Rep. Jim Hansen, R-Utah, on Wednesday officially picked up the rope in a tug-of-war with Rep. Wayne Owens, D-Utah, over how much wilderness should be formed on U.S. Bureau of Land Management areas in the state.

He formally introduced a bill calling for only 1.4 million acres, compared to the 5.4 million sought by Owens in a bill he introduced last week. Until some bill is passed, 3.2 million acres of study area is treated as if it were official wilderness - which limits grazing, mining and other activity.Meanwhile on Wednesday, Utah's other House member - freshman Rep. Bill Orton, D-Utah - says he wishes both his colleagues had not introduced any bill yet and that they had waited for meetings he is organizing statewide to discuss possible wilderness on a property-by-property basis.

And while Hansen and Owens are pessimistic that any wilderness bill will pass in the next two years because of their differences, Orton said one would pass if everyone were reasonable. In other words, he may sometimes jerk the tug-of-war rope in both directions to coax cooperation.

A new wilderness subplot also developed Wednesday. Hansen claimed Owens' bill would actually create 6.4 million acres of wilderness - not just 5.4 million - because it would surround 1 million acres of state and private land, essentially making them wilderness, too. Owens said that distorts facts.

A second subplot also developed further, with all sides admitting they expect the Republican-controlled Legislature to redraw congressional boundaries so that Owens' district would include areas upset by his wilderness proposals. His district currently is entirely within Salt Lake County.

As Hansen introduced his bill, he proclaimed it the one he says most Utahns support - and the one that the Republican-controlled state Legislature officially endorsed.

"This would not be detrimental to the economy of southern Utah," Hansen said. "It would not hurt lumber. It would not hurt mining. It would not hurt recreation. Above all, it would not hurt the access for those of us who love the public land who have a favorite spot to fish, hike or camp."

Hansen, who always carries a well-worn copy of the legal definition of what wilderness should be, says his bill complies with it by including only areas "untrammeled by man . . . without improvements or human habitation."

He said, "I believe in true wilderness. I don't believe in going over Escalante or roads or cattle or mines."

Staking out a position he believes most Utahns favor might politically help Hansen, who openly says he is considering running for governor or senator in 1992. "I think this is right regardless if I were running for governor, senator, dog catcher or the House."

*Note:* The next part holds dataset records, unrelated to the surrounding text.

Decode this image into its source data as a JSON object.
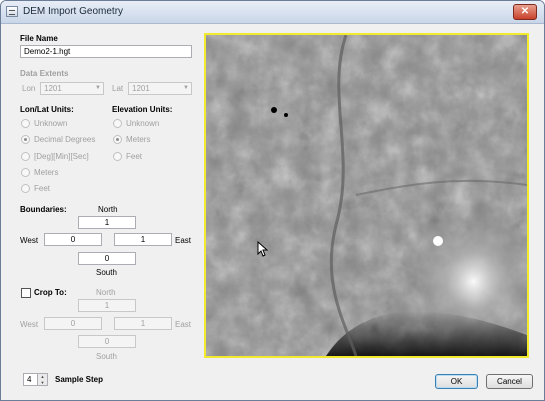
{
  "window": {
    "title": "DEM Import Geometry",
    "close_label": "✕"
  },
  "file": {
    "heading": "File Name",
    "value": "Demo2-1.hgt"
  },
  "extents": {
    "heading": "Data Extents",
    "lon_label": "Lon",
    "lon_value": "1201",
    "lat_label": "Lat",
    "lat_value": "1201"
  },
  "lonlat_units": {
    "heading": "Lon/Lat Units:",
    "options": [
      "Unknown",
      "Decimal Degrees",
      "[Deg][Min][Sec]",
      "Meters",
      "Feet"
    ],
    "selected": "Decimal Degrees"
  },
  "elevation_units": {
    "heading": "Elevation Units:",
    "options": [
      "Unknown",
      "Meters",
      "Feet"
    ],
    "selected": "Meters"
  },
  "boundaries": {
    "heading": "Boundaries:",
    "north_label": "North",
    "north_value": "1",
    "west_label": "West",
    "west_value": "0",
    "east_label": "East",
    "east_value": "1",
    "south_label": "South",
    "south_value": "0"
  },
  "crop": {
    "label": "Crop To:",
    "checked": false,
    "north_label": "North",
    "north_value": "1",
    "west_label": "West",
    "west_value": "0",
    "east_label": "East",
    "east_value": "1",
    "south_label": "South",
    "south_value": "0"
  },
  "sample_step": {
    "label": "Sample Step",
    "value": "4"
  },
  "buttons": {
    "ok": "OK",
    "cancel": "Cancel"
  },
  "colors": {
    "preview_border": "#f2ea2c",
    "close_button": "#c8412b"
  }
}
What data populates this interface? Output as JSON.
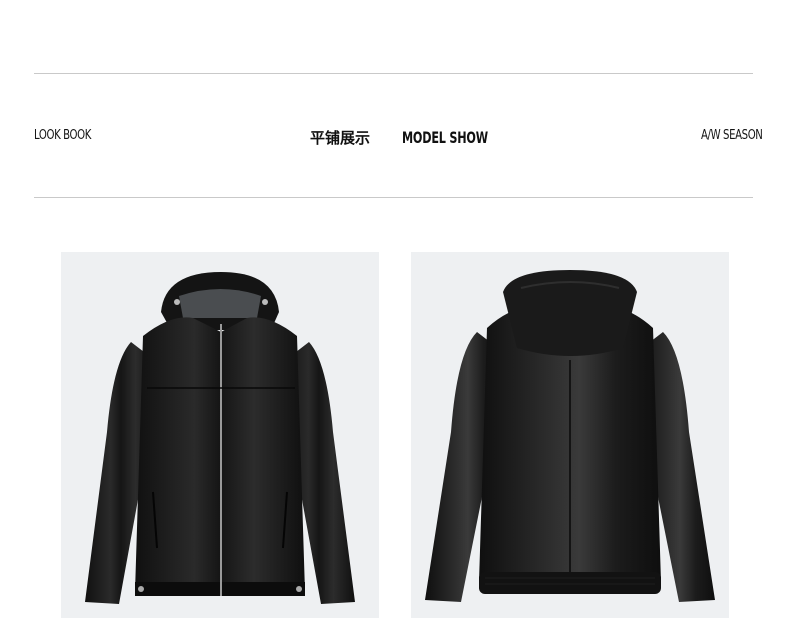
{
  "header": {
    "left_label": "LOOK BOOK",
    "center_cn": "平铺展示",
    "center_en": "MODEL SHOW",
    "right_label": "A/W SEASON"
  },
  "images": [
    {
      "icon": "jacket-front-icon"
    },
    {
      "icon": "jacket-back-icon"
    }
  ],
  "colors": {
    "background": "#ffffff",
    "rule": "#c9c9c9",
    "photo_bg": "#eef0f2",
    "leather": "#1a1a1a"
  }
}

Hansen admits he may have to move from his current position before a final bill is passed but predicted it will be much closer to his 1.4 million acres than Owens' 5.4 million.

Owens also admitted his bill essentially represents a starting point in a bidding war. "Both mine and Hansen's bill represent the two extremes that each of our sides would like to pursue."

He added he still believes all the area in his bill "merits wilderness," but he is "willing to look at the competing economic and other considerations."

Still, Hansen said, "I think that the senators, the governor, the state legislators, myself and I think Bill Orton - I can't speak for any of them - would be much, much closer to mine than they would to Wayne's. Wayne is odd man out on this. He represents someone outside of Utah."

Orton disagreed. "I don't endorse either bill," he said. "If I were controlling things, I would have had neither bill introduced."

He is organizing meetings to discuss possible wilderness on a property-by-property basis and says at the end of them he will propose how much wilderness should be formed on areas within his district. He hopes to have it done by November, when the secretary of interior must recommend to the president how much wilderness he supports.

"If the delegation is united and we can work out compromises, this could pass quickly. I don't think we need another 10 years to pass a wilderness bill. That's not what the public wants. They want us to resolve this soon," Orton said. Hansen and Owens both give only an outside shot of final passage within two years.

Hansen also attacked Owens' bill Wednesday claiming it will actually create 6.4 million acres of wilderness by surrounding and cutting off 1 million acres of private and state-owned land.

Owens' top aide, Scott Kearin, said it does surround 630,000 acres of state-owned land - but Hansen's proposal also surrounds similar land. "So his proposal would be for 1.6 (million) to 1.7 million acres."

Owens also said Hansen's claim distorts facts because all bills affect only federal land and would not affect existing access rights to surrounding state or private lands or activities on them.

Owens and Hansen also said they expect the Legislature to weaken Owens' current district boundaries and make his re-election more difficult by adding in areas upset by his wilderness proposals.